Briles joined UAB’s Department of Microbiology in the School of Medicine in 1978. Since 1979, his work has focused on proteins that are candidate antigens for pneumococcal vaccines. Alongside colleagues and trainees, Briles holds several patents on pneumonia vaccines.
“I’m real pleased to be recognized by the NAI,” Briles said. “I think it’s really nice, but nothing would have been patented if it weren’t for the large number of people who have worked for me over the years.”
Because of the complexity of the present pneumococcal capsular polysaccharide vaccines, Briles says they are too expensive to use in developing countries. His work has aimed at changing that.
“Our whole purpose was never to make something to make money, but to make something to be used in poor countries around the world,” Briles said.
In addition to his longstanding work at UAB, Briles has served on advisory boards for the National Institutes of Health, the World Health Organization and the Pan-American Health Organization. Briles’ work has been largely supported by NIH, and he has also done vaccine research for the PATH foundation.
DeLucas is recognized as one of the pioneers in proteomic research — which is the large-scale study of proteins.

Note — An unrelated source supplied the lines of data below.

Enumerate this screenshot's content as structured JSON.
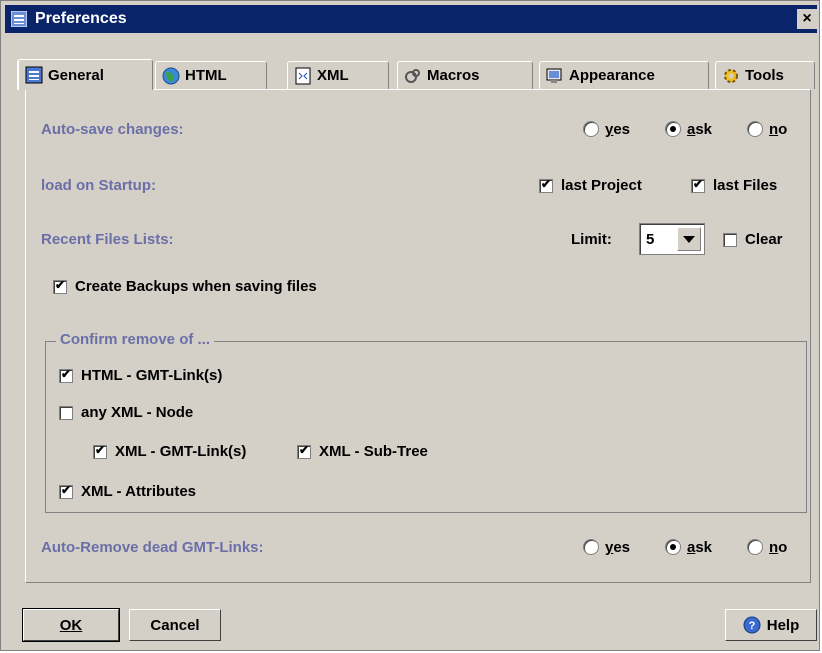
{
  "window": {
    "title": "Preferences",
    "close": "×"
  },
  "tabs": [
    {
      "label": "General",
      "icon": "general-icon"
    },
    {
      "label": "HTML",
      "icon": "globe-icon"
    },
    {
      "label": "XML",
      "icon": "xml-icon"
    },
    {
      "label": "Macros",
      "icon": "macros-icon"
    },
    {
      "label": "Appearance",
      "icon": "appearance-icon"
    },
    {
      "label": "Tools",
      "icon": "gear-icon"
    }
  ],
  "general": {
    "autosave": {
      "label": "Auto-save changes:",
      "options": [
        "yes",
        "ask",
        "no"
      ],
      "selected": "ask"
    },
    "load_on_startup": {
      "label": "load on Startup:",
      "last_project": "last Project",
      "last_files": "last Files",
      "last_project_checked": true,
      "last_files_checked": true
    },
    "recent_files": {
      "label": "Recent Files Lists:",
      "limit_label": "Limit:",
      "limit_value": "5",
      "clear_label": "Clear",
      "clear_checked": false
    },
    "create_backups": {
      "label": "Create Backups when saving files",
      "checked": true
    },
    "confirm_remove": {
      "legend": "Confirm remove of ...",
      "html_gmt_links": {
        "label": "HTML - GMT-Link(s)",
        "checked": true
      },
      "any_xml_node": {
        "label": "any XML - Node",
        "checked": false
      },
      "xml_gmt_links": {
        "label": "XML - GMT-Link(s)",
        "checked": true
      },
      "xml_sub_tree": {
        "label": "XML - Sub-Tree",
        "checked": true
      },
      "xml_attributes": {
        "label": "XML - Attributes",
        "checked": true
      }
    },
    "auto_remove": {
      "label": "Auto-Remove dead GMT-Links:",
      "options": [
        "yes",
        "ask",
        "no"
      ],
      "selected": "ask"
    }
  },
  "buttons": {
    "ok": "OK",
    "cancel": "Cancel",
    "help": "Help"
  },
  "colors": {
    "title_bar": "#0a246a",
    "dialog_bg": "#d4d0c8",
    "section_label": "#6b6fa8"
  }
}
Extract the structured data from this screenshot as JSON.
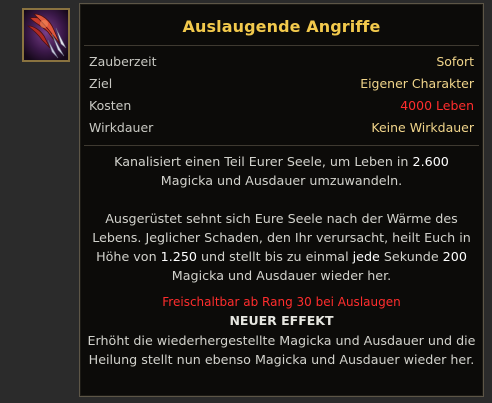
{
  "skill": {
    "title": "Auslaugende Angriffe",
    "icon_name": "draining-claw-icon"
  },
  "stats": [
    {
      "label": "Zauberzeit",
      "value": "Sofort",
      "value_color": "#f0d48a"
    },
    {
      "label": "Ziel",
      "value": "Eigener Charakter",
      "value_color": "#f0d48a"
    },
    {
      "label": "Kosten",
      "value": "4000 Leben",
      "value_color": "#ff2d2d"
    },
    {
      "label": "Wirkdauer",
      "value": "Keine Wirkdauer",
      "value_color": "#f0d48a"
    }
  ],
  "description1": {
    "part1": "Kanalisiert einen Teil Eurer Seele, um Leben in ",
    "hl1": "2.600",
    "part2": "Magicka und Ausdauer umzuwandeln."
  },
  "description2": {
    "part1": "Ausgerüstet sehnt sich Eure Seele nach der Wärme des Lebens. Jeglicher Schaden, den Ihr verursacht, heilt Euch in Höhe von ",
    "hl1": "1.250",
    "part2": " und stellt bis zu einmal ",
    "hl2": "jede",
    "part3": " Sekunde ",
    "hl3": "200",
    "part4": " Magicka und Ausdauer wieder her."
  },
  "unlock_text": "Freischaltbar ab Rang 30 bei Auslaugen",
  "new_effect": {
    "heading": "NEUER EFFEKT",
    "text": "Erhöht die wiederhergestellte Magicka und Ausdauer und die Heilung stellt nun ebenso Magicka und Ausdauer wieder her."
  },
  "colors": {
    "title": "#f2c94c",
    "value": "#f0d48a",
    "cost": "#ff2d2d",
    "body_text": "#d2d2cc",
    "highlight": "#ffffff"
  }
}
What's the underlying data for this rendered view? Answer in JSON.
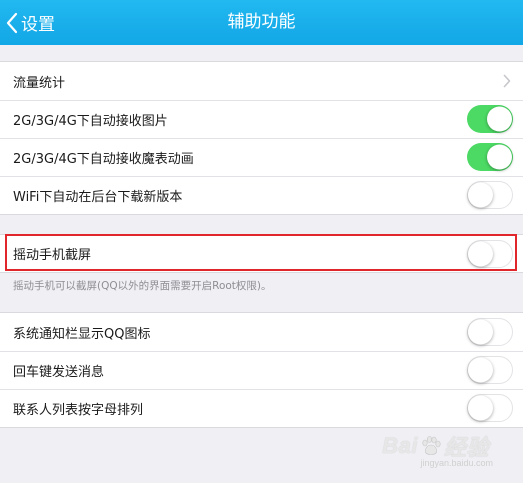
{
  "header": {
    "back_label": "设置",
    "title": "辅助功能",
    "bg_color": "#1badea"
  },
  "group1": {
    "items": [
      {
        "label": "流量统计",
        "control": "chevron-right-icon"
      },
      {
        "label": "2G/3G/4G下自动接收图片",
        "toggle": "on"
      },
      {
        "label": "2G/3G/4G下自动接收魔表动画",
        "toggle": "on"
      },
      {
        "label": "WiFi下自动在后台下载新版本",
        "toggle": "off"
      }
    ]
  },
  "group2": {
    "items": [
      {
        "label": "摇动手机截屏",
        "toggle": "off"
      }
    ],
    "hint": "摇动手机可以截屏(QQ以外的界面需要开启Root权限)。"
  },
  "group3": {
    "items": [
      {
        "label": "系统通知栏显示QQ图标",
        "toggle": "off"
      },
      {
        "label": "回车键发送消息",
        "toggle": "off"
      },
      {
        "label": "联系人列表按字母排列",
        "toggle": "off"
      }
    ]
  },
  "colors": {
    "toggle_on": "#4cd964",
    "highlight_border": "#e0252b",
    "background": "#efeff4"
  },
  "watermark": {
    "text_left": "Bai",
    "text_right": "经验",
    "sub": "jingyan.baidu.com"
  }
}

DeLucas was a flight payload specialist aboard the NASA space shuttle Columbia, STS-50, on a two-week space mission launched June 25, 1992, requiring his involvement in more than 31 biophysical and fluid dynamic experiments during his mission on the space shuttle.
He was also appointed and served as the NASA chief scientist for the International Space Station at NASA headquarters in Washington, D.C., from 1994 to 1995. As chief scientist, DeLucas was responsible for focusing a large co-investigator group consisting of scientists and engineers from universities, pharmaceutical companies and government laboratories from around the globe in collaboration with NASA. DeLucas received NASA’s Public Service Medal for exemplary performance in support of the Microgravity Projects Office in 1997.
DeLucas has published more than 148 peer-reviewed scientific articles, has co-written two books on protein crystal growth, and is an inventor on 32 patents involving protein crystal growth, protein formulations and protein-based therapeutics developed with structure-based drug discovery.
In addition to his faculty appointment in the School of Optometry, DeLucas serves as director of the Center for Biophysical Sciences and Engineering and as director and a senior scientist at the UAB Comprehensive Cancer Center X-ray Crystallography Shared Facility.
“My career has involved the development of novel technologies that enable or enhance biotechnology research,” DeLucas noted. “It is gratifying to know that my past discoveries and patents have been recognized and that I will soon be named an NAI Fellow.”
The NAI Fellows will be inducted by Deputy U.S. Commissioner for Patents Andy Faile, from the United States Patent and Trademark Office, during the 3rd Annual Conference of the National Academy of Inventors, on March 7, 2014, in Alexandria, Va., at the headquarters of the U.S. Patent and Trademark Office. Fellows will be presented with a special trophy and a rosette pin.